parse_date_str ( \$date_string, \$err_msg )

Returns 1 if \$date_string is valid parsable date, zero (or null) otherwise \$date_string will be altered to be a gt compliant date string on return \$err_msg is optional

If the user has Date::Manip installed it allows the use of date strings that can be parsed by Date::Manip in addition the to defacto standard date-time format accepted by GT (YYYY-MM-DD HH:MM:SS) time part is optional

Date::Manip is not required, without it users cannot use short-cuts to specify date strings. such short cuts include --start '6 months ago' --end 'today'

The date string checking includes verifying the date string format is valid and the date is a valid date (and time if provided)

Errors will be displayed and the script will terminate.

Application usage examples:

with Date::Manip installed

 % --timeframe day --start '6 months ago' \
         --end 'today' market_file 'today' system_file

without Date::Manip you will need to use:

 % --timeframe day --start 2007-04-24 \
         --end 2007-10-24 market_file 2007-10-24 system_file
 % --timeframe week --start 2007-04-24 
         --end 2007-10-24 market_file 2007-10-24 system_file

Usage of parse_date_str in application script

  use GT::Tools qw( :timeframe );  
  # tag name to get &parse_date_str visibility
  my $err_msg;
  # get date string from command line
  my $date = shift;
  my ( $d_yr, $d_mn, $d_dy, $d_tm );
  if ( ! parse_date_str( \$date, \$err_msg ) ) {
    die "Error: $err_msg\n";
  } else {
    ( $d_yr, $d_mn, $d_dy, $d_tm ) = split /[- ]/, $date;
find_calculator($code, $timeframe, $full, $start, $end, $nb_item, $max_loaded_item)

Find a calculator: Returns $calc (the calculator), as well as $first and $last (indices used by the calculator).

The interval examined (bound by $first and $last) is computed as follows (stop whenever $first and $last have been determined): 1. if present, use --start (otherwise default $first to 2 years back) and --end (otherwise default $last to last price) 2. use --nb-item (from first or last, whichever has been determined), if present 3. use first or last price, whichever has not yet been determined, if --full is present 4. otherwise, use two years worth of data.

Note that the values given to --start and --end are relative to the selected time frame (i.e., if timeframe is "day", these indicate a date; if timeframe is "week", these indicate a week; etc.). Format is "YYYY-MM-DD" for dates, "YYYY-WW" for weeks, "YYYY-MM" for months, and "YYYY" for years.

check_dates($timeframe, $start, $end, $date)

Converts the given dates into the proper dates relative to the chosen time frame, if necessary.
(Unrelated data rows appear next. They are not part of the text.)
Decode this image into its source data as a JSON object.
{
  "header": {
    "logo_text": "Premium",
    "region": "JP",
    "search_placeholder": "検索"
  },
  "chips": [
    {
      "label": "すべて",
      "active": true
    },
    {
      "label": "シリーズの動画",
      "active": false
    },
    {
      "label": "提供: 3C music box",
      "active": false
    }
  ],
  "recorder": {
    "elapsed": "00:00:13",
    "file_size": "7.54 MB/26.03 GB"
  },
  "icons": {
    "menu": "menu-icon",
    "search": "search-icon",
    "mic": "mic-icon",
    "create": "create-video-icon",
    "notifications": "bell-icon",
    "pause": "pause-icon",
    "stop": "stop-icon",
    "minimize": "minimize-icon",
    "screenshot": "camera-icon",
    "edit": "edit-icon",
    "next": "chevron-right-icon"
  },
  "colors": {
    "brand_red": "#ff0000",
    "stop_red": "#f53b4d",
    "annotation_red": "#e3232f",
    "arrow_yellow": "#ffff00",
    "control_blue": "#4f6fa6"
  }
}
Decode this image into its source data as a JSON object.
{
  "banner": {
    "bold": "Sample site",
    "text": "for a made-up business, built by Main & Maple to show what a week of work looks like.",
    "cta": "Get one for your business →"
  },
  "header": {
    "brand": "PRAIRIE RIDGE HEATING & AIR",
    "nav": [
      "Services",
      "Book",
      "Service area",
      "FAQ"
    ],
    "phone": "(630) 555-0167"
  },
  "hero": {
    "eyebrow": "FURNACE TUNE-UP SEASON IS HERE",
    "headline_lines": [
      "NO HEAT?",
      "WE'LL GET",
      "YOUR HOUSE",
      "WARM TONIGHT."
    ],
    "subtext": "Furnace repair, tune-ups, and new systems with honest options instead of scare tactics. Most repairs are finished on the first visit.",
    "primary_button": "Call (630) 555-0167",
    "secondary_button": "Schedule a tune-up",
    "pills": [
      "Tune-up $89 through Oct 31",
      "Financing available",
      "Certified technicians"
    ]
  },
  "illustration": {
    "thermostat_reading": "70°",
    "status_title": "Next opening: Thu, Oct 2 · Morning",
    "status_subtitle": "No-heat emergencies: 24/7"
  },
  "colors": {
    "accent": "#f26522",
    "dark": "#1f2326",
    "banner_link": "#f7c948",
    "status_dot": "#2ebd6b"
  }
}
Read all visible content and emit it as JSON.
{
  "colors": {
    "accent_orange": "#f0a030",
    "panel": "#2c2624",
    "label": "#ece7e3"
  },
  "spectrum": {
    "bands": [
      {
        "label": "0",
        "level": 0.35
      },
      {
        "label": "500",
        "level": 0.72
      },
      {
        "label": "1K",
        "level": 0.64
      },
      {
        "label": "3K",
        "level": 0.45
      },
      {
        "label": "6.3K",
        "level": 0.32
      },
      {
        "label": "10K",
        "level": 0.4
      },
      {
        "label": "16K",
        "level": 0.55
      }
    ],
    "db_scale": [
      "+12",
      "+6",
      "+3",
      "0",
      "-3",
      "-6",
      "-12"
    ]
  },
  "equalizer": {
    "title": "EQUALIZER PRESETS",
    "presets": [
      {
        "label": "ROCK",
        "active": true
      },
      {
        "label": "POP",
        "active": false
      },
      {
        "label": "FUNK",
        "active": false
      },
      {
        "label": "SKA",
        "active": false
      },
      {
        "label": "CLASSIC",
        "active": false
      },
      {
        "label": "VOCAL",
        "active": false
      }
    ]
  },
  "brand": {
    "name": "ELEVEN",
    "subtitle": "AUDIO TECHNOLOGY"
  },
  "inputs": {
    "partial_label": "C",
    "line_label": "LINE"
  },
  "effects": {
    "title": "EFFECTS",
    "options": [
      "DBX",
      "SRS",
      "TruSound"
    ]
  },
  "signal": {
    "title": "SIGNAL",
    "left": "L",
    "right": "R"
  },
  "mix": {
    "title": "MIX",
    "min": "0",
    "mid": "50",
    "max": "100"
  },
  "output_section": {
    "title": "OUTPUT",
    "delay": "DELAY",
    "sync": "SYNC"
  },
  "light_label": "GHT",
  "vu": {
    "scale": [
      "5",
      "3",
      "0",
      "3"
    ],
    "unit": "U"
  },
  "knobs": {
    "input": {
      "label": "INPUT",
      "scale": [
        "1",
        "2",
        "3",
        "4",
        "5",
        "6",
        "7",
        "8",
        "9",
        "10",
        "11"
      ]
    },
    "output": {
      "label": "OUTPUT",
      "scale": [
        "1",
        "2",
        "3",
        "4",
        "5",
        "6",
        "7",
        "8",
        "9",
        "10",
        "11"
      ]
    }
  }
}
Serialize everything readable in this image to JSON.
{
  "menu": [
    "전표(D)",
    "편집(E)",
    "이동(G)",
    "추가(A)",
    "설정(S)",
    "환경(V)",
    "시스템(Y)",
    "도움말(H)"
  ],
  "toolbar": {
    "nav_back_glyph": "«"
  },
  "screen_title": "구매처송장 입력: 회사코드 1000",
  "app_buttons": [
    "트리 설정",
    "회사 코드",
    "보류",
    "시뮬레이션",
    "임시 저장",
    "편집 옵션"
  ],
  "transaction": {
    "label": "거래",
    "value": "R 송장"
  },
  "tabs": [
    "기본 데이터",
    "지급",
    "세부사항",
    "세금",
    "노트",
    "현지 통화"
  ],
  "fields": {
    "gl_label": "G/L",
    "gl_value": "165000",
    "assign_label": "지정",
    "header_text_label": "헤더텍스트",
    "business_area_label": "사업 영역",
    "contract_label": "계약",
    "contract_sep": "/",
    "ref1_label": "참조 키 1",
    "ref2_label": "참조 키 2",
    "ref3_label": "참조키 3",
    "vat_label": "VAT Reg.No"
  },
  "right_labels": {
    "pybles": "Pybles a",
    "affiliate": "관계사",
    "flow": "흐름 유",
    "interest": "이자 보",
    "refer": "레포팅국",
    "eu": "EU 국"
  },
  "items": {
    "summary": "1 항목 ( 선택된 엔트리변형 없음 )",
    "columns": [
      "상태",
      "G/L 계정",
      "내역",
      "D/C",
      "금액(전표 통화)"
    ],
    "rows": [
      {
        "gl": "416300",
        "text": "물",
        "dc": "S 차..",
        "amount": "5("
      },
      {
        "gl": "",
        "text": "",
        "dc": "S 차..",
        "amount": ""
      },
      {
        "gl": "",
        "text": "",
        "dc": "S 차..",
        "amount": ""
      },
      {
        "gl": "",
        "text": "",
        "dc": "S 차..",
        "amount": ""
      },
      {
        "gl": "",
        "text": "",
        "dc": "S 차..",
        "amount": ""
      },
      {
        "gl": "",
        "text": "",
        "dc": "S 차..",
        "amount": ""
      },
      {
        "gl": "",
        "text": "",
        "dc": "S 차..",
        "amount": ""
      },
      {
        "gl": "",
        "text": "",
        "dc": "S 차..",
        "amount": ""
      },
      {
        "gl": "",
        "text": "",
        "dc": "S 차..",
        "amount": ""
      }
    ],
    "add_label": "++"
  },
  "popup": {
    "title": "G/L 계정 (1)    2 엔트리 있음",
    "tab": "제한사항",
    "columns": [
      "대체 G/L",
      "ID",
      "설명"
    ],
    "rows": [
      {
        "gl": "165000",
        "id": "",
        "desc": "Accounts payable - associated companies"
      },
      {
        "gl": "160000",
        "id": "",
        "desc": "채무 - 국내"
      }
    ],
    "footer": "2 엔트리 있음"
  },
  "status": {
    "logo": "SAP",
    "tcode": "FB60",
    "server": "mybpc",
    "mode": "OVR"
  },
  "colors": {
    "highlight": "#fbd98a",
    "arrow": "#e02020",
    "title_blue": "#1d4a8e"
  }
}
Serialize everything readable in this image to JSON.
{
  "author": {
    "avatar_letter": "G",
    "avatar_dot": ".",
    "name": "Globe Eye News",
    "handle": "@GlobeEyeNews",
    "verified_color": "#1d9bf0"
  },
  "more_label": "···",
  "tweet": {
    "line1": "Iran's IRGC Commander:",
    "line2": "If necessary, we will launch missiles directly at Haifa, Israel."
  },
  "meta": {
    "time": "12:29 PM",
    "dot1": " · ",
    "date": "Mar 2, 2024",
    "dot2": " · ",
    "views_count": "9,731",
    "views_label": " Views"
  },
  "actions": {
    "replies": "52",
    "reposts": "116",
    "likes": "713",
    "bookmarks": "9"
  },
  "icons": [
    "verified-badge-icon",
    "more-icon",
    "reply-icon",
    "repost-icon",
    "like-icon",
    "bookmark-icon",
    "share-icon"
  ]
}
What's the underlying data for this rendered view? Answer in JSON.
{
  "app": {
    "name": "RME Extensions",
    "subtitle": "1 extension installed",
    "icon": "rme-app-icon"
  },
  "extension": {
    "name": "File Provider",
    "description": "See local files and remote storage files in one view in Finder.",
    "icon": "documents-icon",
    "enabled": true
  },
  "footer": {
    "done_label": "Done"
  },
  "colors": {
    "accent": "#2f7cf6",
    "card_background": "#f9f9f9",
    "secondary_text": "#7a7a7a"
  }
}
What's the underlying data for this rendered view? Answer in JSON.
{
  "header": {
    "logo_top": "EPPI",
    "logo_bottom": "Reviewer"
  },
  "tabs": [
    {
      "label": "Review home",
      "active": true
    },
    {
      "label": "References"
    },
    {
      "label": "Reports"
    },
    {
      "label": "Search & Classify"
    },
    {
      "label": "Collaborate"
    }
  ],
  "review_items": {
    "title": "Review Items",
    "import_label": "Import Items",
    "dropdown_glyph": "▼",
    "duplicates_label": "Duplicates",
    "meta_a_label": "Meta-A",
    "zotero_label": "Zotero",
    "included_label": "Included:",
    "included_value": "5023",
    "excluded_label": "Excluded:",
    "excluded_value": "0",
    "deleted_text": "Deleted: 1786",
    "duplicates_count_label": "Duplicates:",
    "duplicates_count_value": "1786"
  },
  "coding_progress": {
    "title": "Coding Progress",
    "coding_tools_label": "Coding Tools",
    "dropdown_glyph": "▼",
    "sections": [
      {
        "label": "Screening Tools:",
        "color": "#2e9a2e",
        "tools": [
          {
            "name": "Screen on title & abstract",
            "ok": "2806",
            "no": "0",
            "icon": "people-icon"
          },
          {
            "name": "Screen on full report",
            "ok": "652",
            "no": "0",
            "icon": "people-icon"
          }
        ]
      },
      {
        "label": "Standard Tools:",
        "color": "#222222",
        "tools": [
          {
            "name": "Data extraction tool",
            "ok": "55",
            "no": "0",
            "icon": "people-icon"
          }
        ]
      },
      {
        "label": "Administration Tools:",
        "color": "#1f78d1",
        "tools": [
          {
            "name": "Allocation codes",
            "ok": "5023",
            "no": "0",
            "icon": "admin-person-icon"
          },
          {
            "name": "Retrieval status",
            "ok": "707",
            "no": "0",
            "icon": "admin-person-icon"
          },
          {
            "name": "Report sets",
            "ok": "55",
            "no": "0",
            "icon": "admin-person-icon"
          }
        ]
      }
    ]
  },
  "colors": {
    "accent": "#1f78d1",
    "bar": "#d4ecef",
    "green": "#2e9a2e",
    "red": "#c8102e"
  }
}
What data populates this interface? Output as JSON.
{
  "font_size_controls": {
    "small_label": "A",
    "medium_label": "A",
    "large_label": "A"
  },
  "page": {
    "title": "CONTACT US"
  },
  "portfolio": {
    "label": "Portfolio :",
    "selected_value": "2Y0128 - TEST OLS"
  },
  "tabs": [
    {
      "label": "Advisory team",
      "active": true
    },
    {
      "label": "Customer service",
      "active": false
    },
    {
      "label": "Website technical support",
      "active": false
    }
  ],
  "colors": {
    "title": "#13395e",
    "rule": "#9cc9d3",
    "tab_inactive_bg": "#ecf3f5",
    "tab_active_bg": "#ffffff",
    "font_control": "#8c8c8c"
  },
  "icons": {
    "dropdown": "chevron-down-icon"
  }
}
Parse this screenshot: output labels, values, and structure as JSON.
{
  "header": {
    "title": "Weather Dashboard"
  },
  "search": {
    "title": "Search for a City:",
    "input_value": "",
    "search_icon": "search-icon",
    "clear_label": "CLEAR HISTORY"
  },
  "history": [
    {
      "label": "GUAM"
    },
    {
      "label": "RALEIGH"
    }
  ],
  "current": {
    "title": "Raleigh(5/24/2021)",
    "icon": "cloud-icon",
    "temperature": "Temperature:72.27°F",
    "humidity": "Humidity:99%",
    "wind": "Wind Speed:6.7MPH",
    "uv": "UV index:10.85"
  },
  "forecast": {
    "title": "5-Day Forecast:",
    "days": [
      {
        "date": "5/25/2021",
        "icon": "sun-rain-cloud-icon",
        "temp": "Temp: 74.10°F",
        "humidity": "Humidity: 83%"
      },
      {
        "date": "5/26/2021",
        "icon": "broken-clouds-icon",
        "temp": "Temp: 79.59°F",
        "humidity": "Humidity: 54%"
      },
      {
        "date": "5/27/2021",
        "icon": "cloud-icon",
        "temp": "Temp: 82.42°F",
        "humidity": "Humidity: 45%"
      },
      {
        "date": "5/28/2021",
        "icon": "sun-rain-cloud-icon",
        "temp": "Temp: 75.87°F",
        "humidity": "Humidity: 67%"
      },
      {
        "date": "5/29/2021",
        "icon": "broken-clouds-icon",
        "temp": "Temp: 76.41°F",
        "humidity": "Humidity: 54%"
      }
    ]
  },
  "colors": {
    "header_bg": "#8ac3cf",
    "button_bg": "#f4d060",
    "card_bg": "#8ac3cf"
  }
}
For example, if a date 2000-02-01 is given with --timeframe=week, this date is converted to 2000-05.

Verifies that the start date is before the end.

If a third date is given, verifies that this date is between the start and end dates.